[Data excerpts]
· · · · · · ·

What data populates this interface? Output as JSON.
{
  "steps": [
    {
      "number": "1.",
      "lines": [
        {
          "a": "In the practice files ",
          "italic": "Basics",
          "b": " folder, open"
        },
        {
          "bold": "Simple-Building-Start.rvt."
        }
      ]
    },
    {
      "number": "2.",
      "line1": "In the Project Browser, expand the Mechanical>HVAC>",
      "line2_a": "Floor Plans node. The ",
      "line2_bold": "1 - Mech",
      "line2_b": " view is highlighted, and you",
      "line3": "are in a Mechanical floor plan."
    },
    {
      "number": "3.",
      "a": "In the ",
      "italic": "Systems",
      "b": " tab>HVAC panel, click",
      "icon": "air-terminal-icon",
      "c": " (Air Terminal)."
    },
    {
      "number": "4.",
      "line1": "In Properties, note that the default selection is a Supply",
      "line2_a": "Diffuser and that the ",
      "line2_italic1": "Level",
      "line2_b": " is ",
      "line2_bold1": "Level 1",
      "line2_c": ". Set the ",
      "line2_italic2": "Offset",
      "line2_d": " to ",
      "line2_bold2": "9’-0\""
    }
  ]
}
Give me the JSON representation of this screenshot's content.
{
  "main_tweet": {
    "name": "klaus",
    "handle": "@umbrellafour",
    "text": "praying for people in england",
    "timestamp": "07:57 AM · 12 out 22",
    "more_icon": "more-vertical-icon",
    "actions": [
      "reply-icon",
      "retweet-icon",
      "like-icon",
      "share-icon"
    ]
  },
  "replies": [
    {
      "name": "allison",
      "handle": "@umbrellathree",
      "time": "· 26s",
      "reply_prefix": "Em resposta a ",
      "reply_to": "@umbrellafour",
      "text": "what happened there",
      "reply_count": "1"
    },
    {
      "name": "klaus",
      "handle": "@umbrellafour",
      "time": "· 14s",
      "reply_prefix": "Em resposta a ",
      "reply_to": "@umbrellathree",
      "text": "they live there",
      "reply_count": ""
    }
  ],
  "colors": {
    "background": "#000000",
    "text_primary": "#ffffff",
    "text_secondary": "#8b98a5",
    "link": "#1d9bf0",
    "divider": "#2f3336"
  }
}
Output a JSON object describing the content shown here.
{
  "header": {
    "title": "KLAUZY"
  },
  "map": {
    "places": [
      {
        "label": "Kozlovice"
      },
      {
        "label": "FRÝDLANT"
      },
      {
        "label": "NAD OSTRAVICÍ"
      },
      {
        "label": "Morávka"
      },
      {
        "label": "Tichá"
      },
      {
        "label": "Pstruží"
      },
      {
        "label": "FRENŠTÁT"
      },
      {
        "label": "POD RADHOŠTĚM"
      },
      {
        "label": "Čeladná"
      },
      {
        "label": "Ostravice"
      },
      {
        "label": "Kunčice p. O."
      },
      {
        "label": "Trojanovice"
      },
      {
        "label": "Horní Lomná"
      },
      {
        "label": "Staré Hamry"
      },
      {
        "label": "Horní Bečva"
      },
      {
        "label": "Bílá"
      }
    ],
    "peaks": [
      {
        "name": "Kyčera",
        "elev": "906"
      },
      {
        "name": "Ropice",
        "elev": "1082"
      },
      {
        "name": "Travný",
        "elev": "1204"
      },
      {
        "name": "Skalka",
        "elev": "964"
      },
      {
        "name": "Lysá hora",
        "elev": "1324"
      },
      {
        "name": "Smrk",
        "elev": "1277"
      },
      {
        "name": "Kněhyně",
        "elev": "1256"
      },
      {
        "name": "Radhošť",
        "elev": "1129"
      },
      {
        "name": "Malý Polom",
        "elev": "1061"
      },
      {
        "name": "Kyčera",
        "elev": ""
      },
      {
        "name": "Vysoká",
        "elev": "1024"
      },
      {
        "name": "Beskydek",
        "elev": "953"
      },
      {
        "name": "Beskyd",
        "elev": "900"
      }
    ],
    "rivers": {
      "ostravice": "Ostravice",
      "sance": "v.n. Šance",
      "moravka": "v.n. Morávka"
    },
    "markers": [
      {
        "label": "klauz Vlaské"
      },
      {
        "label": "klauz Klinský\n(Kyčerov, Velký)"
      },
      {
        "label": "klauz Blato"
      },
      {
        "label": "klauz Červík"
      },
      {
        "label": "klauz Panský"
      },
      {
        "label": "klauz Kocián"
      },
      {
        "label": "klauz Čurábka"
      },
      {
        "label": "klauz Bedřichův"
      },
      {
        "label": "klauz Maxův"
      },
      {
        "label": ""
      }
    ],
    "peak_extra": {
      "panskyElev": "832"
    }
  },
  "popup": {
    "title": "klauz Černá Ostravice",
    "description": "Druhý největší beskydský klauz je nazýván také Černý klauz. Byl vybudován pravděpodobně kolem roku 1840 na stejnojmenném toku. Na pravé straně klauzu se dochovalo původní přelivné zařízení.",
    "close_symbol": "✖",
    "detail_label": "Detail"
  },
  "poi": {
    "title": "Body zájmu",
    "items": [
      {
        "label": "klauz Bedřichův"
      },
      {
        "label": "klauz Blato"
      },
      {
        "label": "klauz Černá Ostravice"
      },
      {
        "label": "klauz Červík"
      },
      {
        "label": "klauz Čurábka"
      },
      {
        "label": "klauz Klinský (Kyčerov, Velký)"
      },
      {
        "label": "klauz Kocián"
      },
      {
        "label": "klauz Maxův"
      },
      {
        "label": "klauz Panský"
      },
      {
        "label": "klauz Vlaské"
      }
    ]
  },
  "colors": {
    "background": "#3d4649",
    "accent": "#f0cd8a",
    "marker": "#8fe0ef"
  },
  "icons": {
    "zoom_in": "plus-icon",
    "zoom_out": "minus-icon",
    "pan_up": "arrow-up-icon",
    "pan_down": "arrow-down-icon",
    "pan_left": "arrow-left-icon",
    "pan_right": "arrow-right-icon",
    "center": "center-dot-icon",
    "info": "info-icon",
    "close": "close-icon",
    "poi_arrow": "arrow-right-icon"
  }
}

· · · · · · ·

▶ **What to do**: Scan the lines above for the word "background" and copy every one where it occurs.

▶ **Answer to the problem**:
    "background": "#000000",
    "background": "#3d4649",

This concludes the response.